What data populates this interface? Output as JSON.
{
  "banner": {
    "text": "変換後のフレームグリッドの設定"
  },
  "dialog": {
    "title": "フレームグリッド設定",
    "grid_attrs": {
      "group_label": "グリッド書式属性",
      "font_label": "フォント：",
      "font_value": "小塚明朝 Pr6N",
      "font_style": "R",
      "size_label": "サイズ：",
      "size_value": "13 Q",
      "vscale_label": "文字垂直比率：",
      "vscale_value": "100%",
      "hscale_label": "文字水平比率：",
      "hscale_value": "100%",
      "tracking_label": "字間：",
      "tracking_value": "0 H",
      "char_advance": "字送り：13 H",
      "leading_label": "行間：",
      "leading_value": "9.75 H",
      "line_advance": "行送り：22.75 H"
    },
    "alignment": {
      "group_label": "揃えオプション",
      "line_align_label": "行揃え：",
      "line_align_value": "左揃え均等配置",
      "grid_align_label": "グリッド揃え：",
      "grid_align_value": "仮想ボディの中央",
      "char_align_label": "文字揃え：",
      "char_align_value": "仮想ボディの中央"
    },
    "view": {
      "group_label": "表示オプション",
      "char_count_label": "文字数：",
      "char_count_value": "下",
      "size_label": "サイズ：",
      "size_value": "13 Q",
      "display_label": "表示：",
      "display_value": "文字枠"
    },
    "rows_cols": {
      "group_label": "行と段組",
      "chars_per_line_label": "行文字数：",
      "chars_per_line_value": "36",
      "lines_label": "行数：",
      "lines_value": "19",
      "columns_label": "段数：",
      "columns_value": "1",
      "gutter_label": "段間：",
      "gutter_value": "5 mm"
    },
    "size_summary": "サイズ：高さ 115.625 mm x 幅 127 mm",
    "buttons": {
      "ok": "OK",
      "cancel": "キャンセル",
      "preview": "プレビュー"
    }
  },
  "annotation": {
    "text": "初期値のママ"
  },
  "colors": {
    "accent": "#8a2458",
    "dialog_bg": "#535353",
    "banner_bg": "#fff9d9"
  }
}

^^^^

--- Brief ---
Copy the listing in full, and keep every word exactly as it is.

--- Answer to the problem ---
What data populates this interface? Output as JSON.
{
  "banner": {
    "text": "変換後のフレームグリッドの設定"
  },
  "dialog": {
    "title": "フレームグリッド設定",
    "grid_attrs": {
      "group_label": "グリッド書式属性",
      "font_label": "フォント：",
      "font_value": "小塚明朝 Pr6N",
      "font_style": "R",
      "size_label": "サイズ：",
      "size_value": "13 Q",
      "vscale_label": "文字垂直比率：",
      "vscale_value": "100%",
      "hscale_label": "文字水平比率：",
      "hscale_value": "100%",
      "tracking_label": "字間：",
      "tracking_value": "0 H",
      "char_advance": "字送り：13 H",
      "leading_label": "行間：",
      "leading_value": "9.75 H",
      "line_advance": "行送り：22.75 H"
    },
    "alignment": {
      "group_label": "揃えオプション",
      "line_align_label": "行揃え：",
      "line_align_value": "左揃え均等配置",
      "grid_align_label": "グリッド揃え：",
      "grid_align_value": "仮想ボディの中央",
      "char_align_label": "文字揃え：",
      "char_align_value": "仮想ボディの中央"
    },
    "view": {
      "group_label": "表示オプション",
      "char_count_label": "文字数：",
      "char_count_value": "下",
      "size_label": "サイズ：",
      "size_value": "13 Q",
      "display_label": "表示：",
      "display_value": "文字枠"
    },
    "rows_cols": {
      "group_label": "行と段組",
      "chars_per_line_label": "行文字数：",
      "chars_per_line_value": "36",
      "lines_label": "行数：",
      "lines_value": "19",
      "columns_label": "段数：",
      "columns_value": "1",
      "gutter_label": "段間：",
      "gutter_value": "5 mm"
    },
    "size_summary": "サイズ：高さ 115.625 mm x 幅 127 mm",
    "buttons": {
      "ok": "OK",
      "cancel": "キャンセル",
      "preview": "プレビュー"
    }
  },
  "annotation": {
    "text": "初期値のママ"
  },
  "colors": {
    "accent": "#8a2458",
    "dialog_bg": "#535353",
    "banner_bg": "#fff9d9"
  }
}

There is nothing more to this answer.